Author: IngerTonnquist-Uhlen


Source: Department of Audiology, Karolinska Hospital, Stockholm, Sweden



Development of normal speech and language functions is closely related to normal hearing. However, most children with delayed or disturbed speech development show normal tone thresholds and here the investigation has to include higher levels in the auditory system. There is evidence for a connection between language impairment and a central auditory processing disorder, but the underlying mechanisms are not well understood. There is also a need for objective diagnostic methods of
central auditory function.

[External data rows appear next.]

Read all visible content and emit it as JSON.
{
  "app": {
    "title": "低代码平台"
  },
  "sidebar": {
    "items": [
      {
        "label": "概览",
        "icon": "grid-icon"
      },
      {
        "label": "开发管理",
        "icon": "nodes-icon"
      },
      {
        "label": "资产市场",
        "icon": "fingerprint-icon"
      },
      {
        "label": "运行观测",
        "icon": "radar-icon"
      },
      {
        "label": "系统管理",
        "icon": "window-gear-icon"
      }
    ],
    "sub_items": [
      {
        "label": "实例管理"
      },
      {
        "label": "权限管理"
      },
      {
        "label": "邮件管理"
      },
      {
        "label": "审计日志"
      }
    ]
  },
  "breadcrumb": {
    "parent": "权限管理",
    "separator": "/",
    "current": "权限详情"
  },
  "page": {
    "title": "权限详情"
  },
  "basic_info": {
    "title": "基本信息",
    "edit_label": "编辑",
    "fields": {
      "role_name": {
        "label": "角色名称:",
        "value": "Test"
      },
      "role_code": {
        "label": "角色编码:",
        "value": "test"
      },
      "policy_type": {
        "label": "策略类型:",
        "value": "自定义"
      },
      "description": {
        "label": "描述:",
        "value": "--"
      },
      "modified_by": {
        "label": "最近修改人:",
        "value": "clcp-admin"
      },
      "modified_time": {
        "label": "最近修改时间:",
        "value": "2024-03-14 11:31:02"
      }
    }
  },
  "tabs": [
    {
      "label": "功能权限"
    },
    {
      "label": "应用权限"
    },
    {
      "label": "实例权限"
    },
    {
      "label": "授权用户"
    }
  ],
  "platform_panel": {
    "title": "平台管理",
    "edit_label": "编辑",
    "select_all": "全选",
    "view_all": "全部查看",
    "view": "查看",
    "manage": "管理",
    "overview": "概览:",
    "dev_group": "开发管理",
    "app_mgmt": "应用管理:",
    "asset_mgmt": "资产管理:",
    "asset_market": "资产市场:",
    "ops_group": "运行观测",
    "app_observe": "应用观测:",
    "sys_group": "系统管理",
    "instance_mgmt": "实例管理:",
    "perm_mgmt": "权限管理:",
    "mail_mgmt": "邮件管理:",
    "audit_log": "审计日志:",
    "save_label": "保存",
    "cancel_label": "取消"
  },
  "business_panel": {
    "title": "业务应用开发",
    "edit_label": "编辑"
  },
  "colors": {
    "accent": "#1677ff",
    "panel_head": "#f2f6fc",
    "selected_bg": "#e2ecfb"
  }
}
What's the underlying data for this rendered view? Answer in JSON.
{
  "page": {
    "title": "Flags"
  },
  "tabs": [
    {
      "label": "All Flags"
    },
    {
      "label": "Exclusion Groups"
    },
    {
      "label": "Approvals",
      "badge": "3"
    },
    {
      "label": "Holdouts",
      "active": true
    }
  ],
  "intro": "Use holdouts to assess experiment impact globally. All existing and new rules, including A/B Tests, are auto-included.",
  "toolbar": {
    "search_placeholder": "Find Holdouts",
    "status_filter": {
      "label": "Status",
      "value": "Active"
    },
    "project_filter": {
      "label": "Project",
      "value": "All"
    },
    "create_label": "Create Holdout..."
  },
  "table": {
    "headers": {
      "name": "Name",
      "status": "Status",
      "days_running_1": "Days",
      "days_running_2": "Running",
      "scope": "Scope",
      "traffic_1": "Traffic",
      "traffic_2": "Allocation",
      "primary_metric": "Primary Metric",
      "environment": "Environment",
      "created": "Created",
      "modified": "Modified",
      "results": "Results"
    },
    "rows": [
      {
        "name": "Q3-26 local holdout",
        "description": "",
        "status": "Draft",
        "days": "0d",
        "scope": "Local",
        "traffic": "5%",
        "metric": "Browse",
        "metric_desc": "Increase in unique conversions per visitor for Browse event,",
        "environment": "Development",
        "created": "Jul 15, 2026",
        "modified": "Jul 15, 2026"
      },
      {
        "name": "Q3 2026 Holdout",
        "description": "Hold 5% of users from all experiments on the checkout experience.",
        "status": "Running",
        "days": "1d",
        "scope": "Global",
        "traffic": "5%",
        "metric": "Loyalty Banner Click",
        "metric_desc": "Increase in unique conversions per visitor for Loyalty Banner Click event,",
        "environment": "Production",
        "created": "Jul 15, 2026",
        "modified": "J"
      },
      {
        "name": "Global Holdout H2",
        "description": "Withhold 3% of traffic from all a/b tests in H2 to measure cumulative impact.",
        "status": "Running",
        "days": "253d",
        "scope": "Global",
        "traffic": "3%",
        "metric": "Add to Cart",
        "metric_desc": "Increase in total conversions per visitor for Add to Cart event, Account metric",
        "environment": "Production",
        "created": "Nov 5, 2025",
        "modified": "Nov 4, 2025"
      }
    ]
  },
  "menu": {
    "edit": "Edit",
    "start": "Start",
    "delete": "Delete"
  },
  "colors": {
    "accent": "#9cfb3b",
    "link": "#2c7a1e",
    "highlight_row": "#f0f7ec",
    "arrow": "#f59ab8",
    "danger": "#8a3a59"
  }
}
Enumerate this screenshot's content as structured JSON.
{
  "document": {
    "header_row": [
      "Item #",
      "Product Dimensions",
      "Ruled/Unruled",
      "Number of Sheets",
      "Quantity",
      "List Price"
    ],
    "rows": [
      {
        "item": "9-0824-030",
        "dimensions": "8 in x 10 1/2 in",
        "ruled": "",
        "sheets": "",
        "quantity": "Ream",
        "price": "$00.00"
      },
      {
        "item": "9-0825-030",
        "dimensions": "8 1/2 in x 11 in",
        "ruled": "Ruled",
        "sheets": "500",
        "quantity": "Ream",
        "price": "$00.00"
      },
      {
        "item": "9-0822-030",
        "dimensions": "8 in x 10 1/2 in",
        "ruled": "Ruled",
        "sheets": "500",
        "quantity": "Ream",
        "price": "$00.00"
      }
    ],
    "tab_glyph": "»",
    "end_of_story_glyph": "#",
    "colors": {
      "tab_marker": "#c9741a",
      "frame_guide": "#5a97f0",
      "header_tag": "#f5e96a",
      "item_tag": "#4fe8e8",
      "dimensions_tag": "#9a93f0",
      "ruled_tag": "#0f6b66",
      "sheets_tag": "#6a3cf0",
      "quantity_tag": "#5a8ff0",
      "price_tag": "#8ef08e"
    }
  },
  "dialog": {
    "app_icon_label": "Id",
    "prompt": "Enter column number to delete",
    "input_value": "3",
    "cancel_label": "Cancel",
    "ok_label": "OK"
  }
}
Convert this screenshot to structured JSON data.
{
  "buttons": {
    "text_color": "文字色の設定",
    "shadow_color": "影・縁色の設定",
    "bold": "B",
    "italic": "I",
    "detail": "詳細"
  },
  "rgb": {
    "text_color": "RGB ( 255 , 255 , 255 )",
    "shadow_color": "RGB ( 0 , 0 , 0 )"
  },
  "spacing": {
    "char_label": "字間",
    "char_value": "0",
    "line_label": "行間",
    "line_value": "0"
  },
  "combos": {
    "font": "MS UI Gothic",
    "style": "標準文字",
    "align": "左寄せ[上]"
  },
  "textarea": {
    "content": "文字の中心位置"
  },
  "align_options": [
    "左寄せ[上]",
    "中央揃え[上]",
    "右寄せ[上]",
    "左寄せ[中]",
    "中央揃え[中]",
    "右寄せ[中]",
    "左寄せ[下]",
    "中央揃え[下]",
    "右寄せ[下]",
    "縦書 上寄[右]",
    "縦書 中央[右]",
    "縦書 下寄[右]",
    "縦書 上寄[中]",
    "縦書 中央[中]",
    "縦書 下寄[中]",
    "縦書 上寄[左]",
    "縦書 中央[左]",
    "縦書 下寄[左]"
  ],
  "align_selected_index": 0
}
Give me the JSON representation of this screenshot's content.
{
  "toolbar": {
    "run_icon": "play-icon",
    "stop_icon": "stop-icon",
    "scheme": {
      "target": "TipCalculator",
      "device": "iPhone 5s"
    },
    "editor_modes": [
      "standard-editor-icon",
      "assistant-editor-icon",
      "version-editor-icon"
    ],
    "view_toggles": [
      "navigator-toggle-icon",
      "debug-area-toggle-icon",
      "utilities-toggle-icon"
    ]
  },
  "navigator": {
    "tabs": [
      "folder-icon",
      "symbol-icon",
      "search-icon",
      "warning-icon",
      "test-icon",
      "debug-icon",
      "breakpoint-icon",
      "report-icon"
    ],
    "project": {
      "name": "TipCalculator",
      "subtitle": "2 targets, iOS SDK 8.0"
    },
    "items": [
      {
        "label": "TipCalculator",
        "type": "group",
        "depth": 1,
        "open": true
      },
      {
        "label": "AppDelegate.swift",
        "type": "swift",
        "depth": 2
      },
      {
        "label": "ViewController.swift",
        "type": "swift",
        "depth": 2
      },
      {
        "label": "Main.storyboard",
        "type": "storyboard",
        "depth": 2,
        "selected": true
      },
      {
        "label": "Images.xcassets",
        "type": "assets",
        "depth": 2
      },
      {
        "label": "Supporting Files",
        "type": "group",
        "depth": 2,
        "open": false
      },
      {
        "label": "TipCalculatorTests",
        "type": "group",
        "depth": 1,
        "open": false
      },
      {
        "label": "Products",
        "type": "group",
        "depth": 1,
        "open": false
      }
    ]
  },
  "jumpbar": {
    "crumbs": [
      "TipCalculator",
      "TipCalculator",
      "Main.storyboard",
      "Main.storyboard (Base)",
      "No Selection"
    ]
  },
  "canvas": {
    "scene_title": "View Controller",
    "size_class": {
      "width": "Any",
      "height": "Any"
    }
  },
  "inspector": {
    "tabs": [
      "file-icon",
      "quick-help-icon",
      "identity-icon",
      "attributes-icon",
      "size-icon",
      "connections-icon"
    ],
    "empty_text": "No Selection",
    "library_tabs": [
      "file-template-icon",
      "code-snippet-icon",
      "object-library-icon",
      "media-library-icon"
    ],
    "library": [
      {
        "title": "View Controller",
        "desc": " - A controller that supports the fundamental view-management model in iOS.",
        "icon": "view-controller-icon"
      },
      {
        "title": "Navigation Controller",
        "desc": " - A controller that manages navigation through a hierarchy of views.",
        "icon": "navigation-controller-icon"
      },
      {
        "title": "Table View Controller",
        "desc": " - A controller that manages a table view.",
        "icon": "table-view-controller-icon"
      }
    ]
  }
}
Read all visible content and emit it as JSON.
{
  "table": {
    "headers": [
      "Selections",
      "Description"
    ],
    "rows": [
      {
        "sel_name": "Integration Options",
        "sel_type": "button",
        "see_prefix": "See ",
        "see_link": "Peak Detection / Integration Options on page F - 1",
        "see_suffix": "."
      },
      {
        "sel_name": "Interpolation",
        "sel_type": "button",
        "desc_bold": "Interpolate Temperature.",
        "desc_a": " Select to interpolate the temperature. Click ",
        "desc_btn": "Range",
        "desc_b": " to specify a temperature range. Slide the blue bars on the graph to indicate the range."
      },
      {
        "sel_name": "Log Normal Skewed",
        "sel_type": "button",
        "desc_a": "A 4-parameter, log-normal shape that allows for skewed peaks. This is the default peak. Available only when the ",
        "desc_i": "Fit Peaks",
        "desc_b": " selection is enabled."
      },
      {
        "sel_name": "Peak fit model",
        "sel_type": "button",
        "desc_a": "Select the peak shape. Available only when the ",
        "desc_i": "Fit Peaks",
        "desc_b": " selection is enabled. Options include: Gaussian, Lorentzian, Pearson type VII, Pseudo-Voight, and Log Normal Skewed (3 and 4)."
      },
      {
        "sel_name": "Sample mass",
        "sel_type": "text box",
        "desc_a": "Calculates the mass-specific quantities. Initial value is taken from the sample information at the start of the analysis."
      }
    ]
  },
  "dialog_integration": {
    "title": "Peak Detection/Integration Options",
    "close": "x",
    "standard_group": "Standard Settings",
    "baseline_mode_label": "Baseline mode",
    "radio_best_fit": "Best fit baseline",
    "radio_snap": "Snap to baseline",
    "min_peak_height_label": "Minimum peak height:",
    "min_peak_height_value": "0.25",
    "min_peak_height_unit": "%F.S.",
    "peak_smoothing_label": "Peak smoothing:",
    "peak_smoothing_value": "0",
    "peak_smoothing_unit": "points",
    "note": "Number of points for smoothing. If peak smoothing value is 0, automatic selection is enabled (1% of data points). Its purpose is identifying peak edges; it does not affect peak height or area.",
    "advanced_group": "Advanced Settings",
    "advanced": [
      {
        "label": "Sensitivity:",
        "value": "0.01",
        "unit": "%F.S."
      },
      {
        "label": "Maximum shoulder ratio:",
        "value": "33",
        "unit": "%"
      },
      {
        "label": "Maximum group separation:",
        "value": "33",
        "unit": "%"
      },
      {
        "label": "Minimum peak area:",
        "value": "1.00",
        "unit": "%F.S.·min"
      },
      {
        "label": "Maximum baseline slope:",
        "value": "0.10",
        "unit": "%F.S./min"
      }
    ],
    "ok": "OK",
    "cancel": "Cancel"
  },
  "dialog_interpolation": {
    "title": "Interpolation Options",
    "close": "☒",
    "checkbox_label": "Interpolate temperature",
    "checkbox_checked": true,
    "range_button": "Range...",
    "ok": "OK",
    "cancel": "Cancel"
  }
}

In the present study, a computerized method of mapping the scalp topography of long-latency (cortical) auditory evoked potentials (LAEP) was used for assessment of the function in central auditory pathways . Topographic mapping of the LAEP component N I, in adults and normal children, showed reproducible and valid results. In adults, a focal negativity, focus of NI (FNI), with a frontocentral position and contralateral to the stimulated ear was observed. The N I maps in normal children showed a pattern similar to that in adults, but with some age-related changes. The Nl latencies declined significantly with age in normal children and reached adult values at the ages of 14-16 years.

The topography of the LAEP components N I, P2, N2 and the T complex was investigated in 20 children with severe language impairment (LI). The study also included auditory brainstem responses (ABR), electroencephalography (EEG), quantitative EEG (qEEG) and magnetic resonance imaging (MRI). Twenty normal children served as controls (C).

A similar topographic pattern was found in the LI and the C children, but with a higher proportion of deviating and non-focal maps in the LI group. The latencies of all components were significantly longer in the LI than in the C children. The diagnostic value of LAEP topography, latency and amplitude was estimated with a scoring system, whereby significantly higher scores were found in the LI group than in the C group. With all three parameters together the sensitivity was 65%, with a specificity of 90%.

There was a high degree of pathological EEGs in the LI group. ABR abnormalities were seen in some LI subjects. MRI was normal in all but two LI children. There was no significant correlation between the results of EEG,ABR, MRI and the total score of LAEP, but some LI children showed a wide pathological pattern. In 17 of the 20 LI subjects a pathological result was obtained in one or more of the investigations.

In conclusion, our results may indicate that language impairment has a dual pathophysiology, a specific auditory disorder (LAEP, ABR) and a non-specific general cerebral disturbance (EEG, MRI). The highly varying results among the present LI children, with specific and/or non-specific deviations, may be due to heterogeneity of the group with different aetiologies of their language impairment, or to a general developmental disturbance with a varying distribution and penetrance. The scoring
system of LAEP proved to be the most sensitive method in separating the LI children from the controls. This may be a promising model for individual diagnostic criteria and for classification of language impairment.